Certainly the city was keen to keep a close eye on costs, given that the LRT Stage 2 project was increasing in scope. City officials have said SNC-Lavalin was the only bidder to come in under the targeted budget, so the firm appears to have won the financial component of the competition by a significant margin.
So why has the city been so reluctant to publicly address the question of whether SNC-Lavalin topped the 70 per cent threshold in the detailed technical evaluation phase of the procurement?
Perhaps officials are concerned with how to sell taxpayers on any intervention that ultimately favoured SNC-Lavalin — no matter how clear and legal the city’s discretion to do so.
SNC-Lavalin is already in the news for the wrong reasons — a criminal trial relating to the company’s activities in Libya a decade ago is rapidly approaching — and questions about its technical competence would compound things.
City officials have said they stand by the “integrity of the procurement process in no uncertain terms”, but these are just words. If discretion was applied, they need to show how — and why. Otherwise, doubts about the result will persist.
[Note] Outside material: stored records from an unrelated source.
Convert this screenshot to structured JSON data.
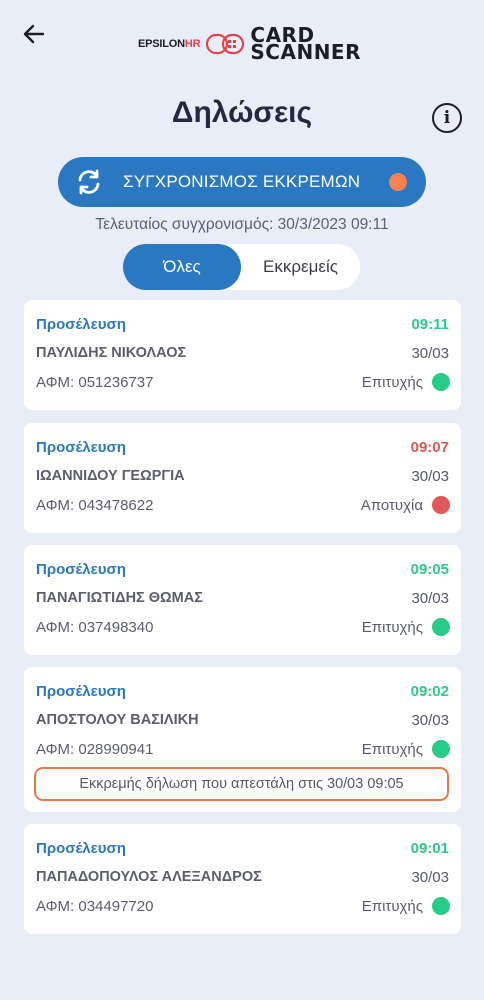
{
  "header": {
    "logo_brand": "EPSILON",
    "logo_brand_suffix": "HR",
    "logo_product_line1": "CARD",
    "logo_product_line2": "SCANNER"
  },
  "page": {
    "title": "Δηλώσεις"
  },
  "sync": {
    "button_label": "ΣΥΓΧΡΟΝΙΣΜΟΣ ΕΚΚΡΕΜΩΝ",
    "last_sync_text": "Τελευταίος συγχρονισμός: 30/3/2023 09:11",
    "pending_color": "#f4834f"
  },
  "filter_tabs": [
    {
      "label": "Όλες",
      "selected": true
    },
    {
      "label": "Εκκρεμείς",
      "selected": false
    }
  ],
  "colors": {
    "accent": "#2a78c2",
    "success": "#27cd86",
    "failure": "#e25757",
    "time_ok": "#2fc78a",
    "time_fail": "#dd5a54"
  },
  "declarations": [
    {
      "type": "Προσέλευση",
      "time": "09:11",
      "name": "ΠΑΥΛΙΔΗΣ ΝΙΚΟΛΑΟΣ",
      "date": "30/03",
      "afm": "ΑΦΜ: 051236737",
      "status": "Επιτυχής",
      "ok": true
    },
    {
      "type": "Προσέλευση",
      "time": "09:07",
      "name": "ΙΩΑΝΝΙΔΟΥ ΓΕΩΡΓΙΑ",
      "date": "30/03",
      "afm": "ΑΦΜ: 043478622",
      "status": "Αποτυχία",
      "ok": false
    },
    {
      "type": "Προσέλευση",
      "time": "09:05",
      "name": "ΠΑΝΑΓΙΩΤΙΔΗΣ ΘΩΜΑΣ",
      "date": "30/03",
      "afm": "ΑΦΜ: 037498340",
      "status": "Επιτυχής",
      "ok": true
    },
    {
      "type": "Προσέλευση",
      "time": "09:02",
      "name": "ΑΠΟΣΤΟΛΟΥ ΒΑΣΙΛΙΚΗ",
      "date": "30/03",
      "afm": "ΑΦΜ: 028990941",
      "status": "Επιτυχής",
      "ok": true,
      "note": "Εκκρεμής δήλωση που απεστάλη στις 30/03 09:05"
    },
    {
      "type": "Προσέλευση",
      "time": "09:01",
      "name": "ΠΑΠΑΔΟΠΟΥΛΟΣ ΑΛΕΞΑΝΔΡΟΣ",
      "date": "30/03",
      "afm": "ΑΦΜ: 034497720",
      "status": "Επιτυχής",
      "ok": true
    }
  ]
}
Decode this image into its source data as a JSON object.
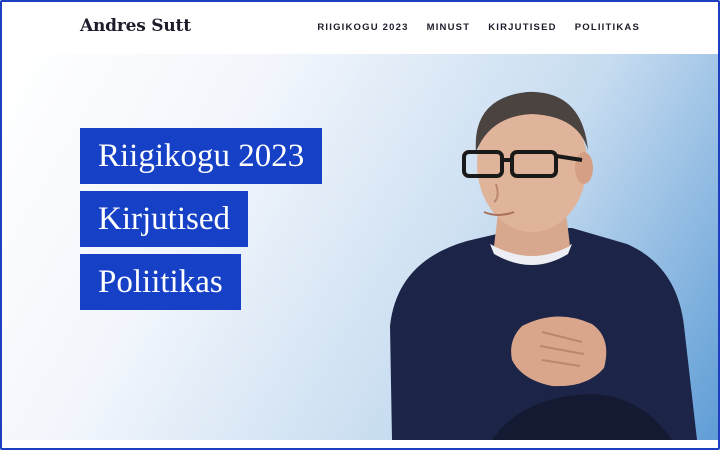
{
  "header": {
    "site_title": "Andres Sutt",
    "nav": [
      "RIIGIKOGU 2023",
      "MINUST",
      "KIRJUTISED",
      "POLIITIKAS"
    ]
  },
  "hero": {
    "links": [
      "Riigikogu 2023",
      "Kirjutised",
      "Poliitikas"
    ]
  },
  "colors": {
    "accent": "#1641c6",
    "frame": "#1e40c0",
    "text": "#1c1c2a",
    "sweater": "#1c2447"
  }
}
3 companies, 2 met the technical criteria, one did not, yet SNC LAVALIN the Quebec Based Laurentien elite son of favour that buys hookers and yachts and condos for Dictators sons and is banned by the World Bank in financing projects gets to Build stage 2 and Stage 1 has not seen a passenger and is over a year late with 3 missed start dates...and OTTAWA TAXPAYERS ALLOW THIS TO HAPPEN??? ...WAKE UP SHEEPLE